Nobel Peace Prize winning NGO
Impact and scale of its work | Global reputation and recognition
It’s a life-changing humanitarian charity that has saved millions of lives since it was established in 1989.
Mines Advisory Group is often one of the first agencies to enter conflict zones. It clears up many of the world’s bloodiest messes. Its work is to organise the disarming and destruction of landmines, bombs and other unexploded ordnance (UXO) around the world.
This remarkable organisation runs from the heart of Manchester, employing a global workforce of 2, 579 staff from 52 countries. Started by two brothers Rae and Lou McGrath out of a caravan in Cumbria, the charity (read their story here) has become one of the world’s most respected mine action organisation in the world (alongside another British charity, the Halo Trust).

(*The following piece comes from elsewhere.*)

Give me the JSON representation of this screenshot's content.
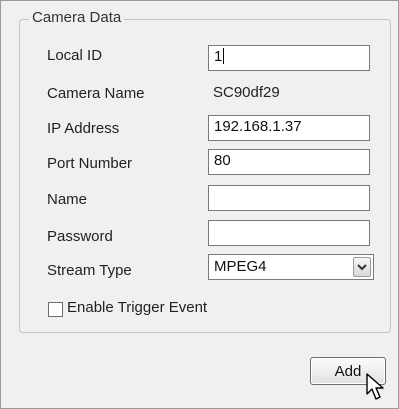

Initially, MAG provided technical assessments for Afghanistan and Cambodia. In 1992, it set up an operation in northern Iraq to embark upon mine risk education - teaching local people about the risks and dangers they faced. By 1994, MAG was also operating in Angola, Cambodia and Laos. It was part of a lobbying coalition, the International Campaign to Ban Landmines (ICBL). The ICBL’s campaign led to the Ottawa Treaty, which banned the production and use of anti-personnel mines - and which led to the ICBL being awarded the Nobel Peace Prize in 1997.
Today, it has trained thousands of field workers to conduct this exacting and dangerous work in xx countries. It continues to be a pioneer; for example, training people who have lost limbs to landmines to be able to clear mines and thus make land safe again for their families and communities. The impact of MAG's operations around the globe is huge; 1.46m people are estimated to be direct beneficiaries of its work.
MAG brings peace and safety to those who have lived in fear for far too long.
A truly great example of making a difference in the world